Education has been the pathway for me to break free of poverty and all those social issues that we Māori are impacted with. I came out of school at 15 with nothing and worked in factories until I was 28. When I had my second son I went on the DPB. But I got tired of my life – I was a single mother raising two boys on my own, and I was tired of being on the DPB, and tired of having no potential.

So I started adult education classes and three years later was given the opportunity to start working in the alcohol and drug field, supporting Māori men and women with addictions. That led to an opportunity in management, and I began lecturing part-time in social work. I completed a bachelor in Māori Development and a Master of Arts in Māori Development, developing Te Toi O Matariki as my thesis, which was based on a personal growth and development model for alcohol and drug abuse patients.

I became a service manager in Māori health, which gave me a wider perspective of the impacts of poor health on Māori. My doctoral research on Māori and gout was prompted when I realised how prevalent this disease is among our people. My thesis “A Journey for Māori and Gout: Putting Your Best Foot Forward” provided a framework based on a whakapapa paradigm, which I know works in the addiction field. I now want to get this framework out into our communities, where it can hopefully do some good.
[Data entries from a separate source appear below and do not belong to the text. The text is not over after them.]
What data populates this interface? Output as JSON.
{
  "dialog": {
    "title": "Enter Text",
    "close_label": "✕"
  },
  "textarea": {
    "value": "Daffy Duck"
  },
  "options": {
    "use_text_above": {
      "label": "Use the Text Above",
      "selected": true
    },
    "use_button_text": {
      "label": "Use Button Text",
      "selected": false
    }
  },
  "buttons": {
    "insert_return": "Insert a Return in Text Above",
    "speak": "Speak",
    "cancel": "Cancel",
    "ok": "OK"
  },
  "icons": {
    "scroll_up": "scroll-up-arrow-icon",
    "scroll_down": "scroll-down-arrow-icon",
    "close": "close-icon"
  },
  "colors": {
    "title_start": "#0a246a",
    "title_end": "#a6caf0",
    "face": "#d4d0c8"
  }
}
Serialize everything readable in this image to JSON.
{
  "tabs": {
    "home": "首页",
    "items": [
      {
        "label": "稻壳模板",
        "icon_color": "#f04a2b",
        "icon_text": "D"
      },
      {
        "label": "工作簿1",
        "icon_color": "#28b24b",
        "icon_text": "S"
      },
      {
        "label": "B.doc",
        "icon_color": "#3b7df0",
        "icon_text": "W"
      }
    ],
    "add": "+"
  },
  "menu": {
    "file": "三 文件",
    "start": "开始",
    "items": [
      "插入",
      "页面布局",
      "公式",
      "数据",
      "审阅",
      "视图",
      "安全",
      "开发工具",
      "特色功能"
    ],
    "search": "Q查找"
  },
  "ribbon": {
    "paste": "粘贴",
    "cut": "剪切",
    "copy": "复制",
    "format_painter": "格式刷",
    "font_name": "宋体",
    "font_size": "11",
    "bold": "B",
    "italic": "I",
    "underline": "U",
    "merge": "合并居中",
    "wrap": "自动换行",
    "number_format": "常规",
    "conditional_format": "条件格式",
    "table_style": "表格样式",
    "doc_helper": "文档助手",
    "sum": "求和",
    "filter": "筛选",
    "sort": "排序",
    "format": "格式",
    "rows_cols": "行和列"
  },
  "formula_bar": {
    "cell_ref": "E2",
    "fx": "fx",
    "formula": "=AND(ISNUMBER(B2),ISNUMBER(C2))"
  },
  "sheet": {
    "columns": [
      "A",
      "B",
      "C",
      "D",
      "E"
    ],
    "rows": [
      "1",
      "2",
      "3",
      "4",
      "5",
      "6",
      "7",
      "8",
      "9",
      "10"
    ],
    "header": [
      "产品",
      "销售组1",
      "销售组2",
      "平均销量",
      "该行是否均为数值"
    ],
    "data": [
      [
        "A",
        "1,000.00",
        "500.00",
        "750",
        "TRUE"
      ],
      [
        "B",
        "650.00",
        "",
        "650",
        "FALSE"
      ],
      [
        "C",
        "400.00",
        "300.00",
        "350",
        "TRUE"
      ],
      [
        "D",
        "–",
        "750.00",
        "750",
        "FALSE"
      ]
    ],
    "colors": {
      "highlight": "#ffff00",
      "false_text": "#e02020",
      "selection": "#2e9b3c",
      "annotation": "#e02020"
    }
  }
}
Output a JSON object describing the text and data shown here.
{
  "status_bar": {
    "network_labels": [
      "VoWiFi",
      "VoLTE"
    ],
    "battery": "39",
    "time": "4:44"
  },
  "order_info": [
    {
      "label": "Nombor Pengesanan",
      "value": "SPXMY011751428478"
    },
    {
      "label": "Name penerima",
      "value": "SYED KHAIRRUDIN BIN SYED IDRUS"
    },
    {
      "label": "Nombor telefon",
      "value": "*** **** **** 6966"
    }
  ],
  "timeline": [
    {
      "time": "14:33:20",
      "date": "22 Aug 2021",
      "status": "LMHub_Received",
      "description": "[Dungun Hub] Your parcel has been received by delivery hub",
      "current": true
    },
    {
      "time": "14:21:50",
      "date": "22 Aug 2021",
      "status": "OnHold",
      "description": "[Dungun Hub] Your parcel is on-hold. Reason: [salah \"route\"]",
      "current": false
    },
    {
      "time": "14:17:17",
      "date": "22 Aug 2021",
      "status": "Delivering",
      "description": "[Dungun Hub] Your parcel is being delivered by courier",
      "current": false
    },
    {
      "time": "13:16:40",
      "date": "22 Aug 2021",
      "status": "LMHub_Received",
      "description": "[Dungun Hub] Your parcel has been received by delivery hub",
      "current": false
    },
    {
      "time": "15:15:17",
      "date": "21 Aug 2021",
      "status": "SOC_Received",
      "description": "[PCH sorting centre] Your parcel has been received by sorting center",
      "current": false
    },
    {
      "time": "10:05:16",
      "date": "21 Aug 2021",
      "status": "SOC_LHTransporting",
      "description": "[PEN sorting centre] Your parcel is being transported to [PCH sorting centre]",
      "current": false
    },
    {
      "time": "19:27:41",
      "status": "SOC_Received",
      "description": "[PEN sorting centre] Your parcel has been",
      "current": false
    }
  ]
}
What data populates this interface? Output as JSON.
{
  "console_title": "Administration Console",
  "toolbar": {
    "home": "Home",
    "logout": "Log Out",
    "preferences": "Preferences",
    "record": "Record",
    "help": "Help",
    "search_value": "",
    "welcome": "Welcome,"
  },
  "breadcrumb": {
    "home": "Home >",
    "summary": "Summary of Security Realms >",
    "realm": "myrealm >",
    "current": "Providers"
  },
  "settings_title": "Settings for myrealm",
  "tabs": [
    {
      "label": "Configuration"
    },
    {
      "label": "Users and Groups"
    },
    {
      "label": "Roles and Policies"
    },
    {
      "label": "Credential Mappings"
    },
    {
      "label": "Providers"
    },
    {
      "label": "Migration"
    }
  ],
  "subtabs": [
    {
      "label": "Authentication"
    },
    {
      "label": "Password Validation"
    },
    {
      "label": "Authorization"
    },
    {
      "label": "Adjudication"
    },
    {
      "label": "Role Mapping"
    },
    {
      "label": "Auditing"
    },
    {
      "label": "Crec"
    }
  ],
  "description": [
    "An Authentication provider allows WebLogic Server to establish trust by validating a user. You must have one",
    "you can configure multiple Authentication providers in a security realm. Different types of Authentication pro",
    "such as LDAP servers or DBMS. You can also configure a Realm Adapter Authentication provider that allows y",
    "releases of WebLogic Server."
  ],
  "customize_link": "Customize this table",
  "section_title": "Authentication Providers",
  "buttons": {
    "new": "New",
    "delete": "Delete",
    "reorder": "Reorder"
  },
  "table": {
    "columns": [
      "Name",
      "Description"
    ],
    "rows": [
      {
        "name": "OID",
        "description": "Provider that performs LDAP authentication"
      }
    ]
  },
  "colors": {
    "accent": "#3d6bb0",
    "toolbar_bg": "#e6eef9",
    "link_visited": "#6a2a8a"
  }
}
I’m contemplating post-doctoral study which will allow me to trial the framework, to analyse the data, review, develop and implement the model. I believe that this framework has the potential for application to any of the diseases that affect our people – for example, diabetes.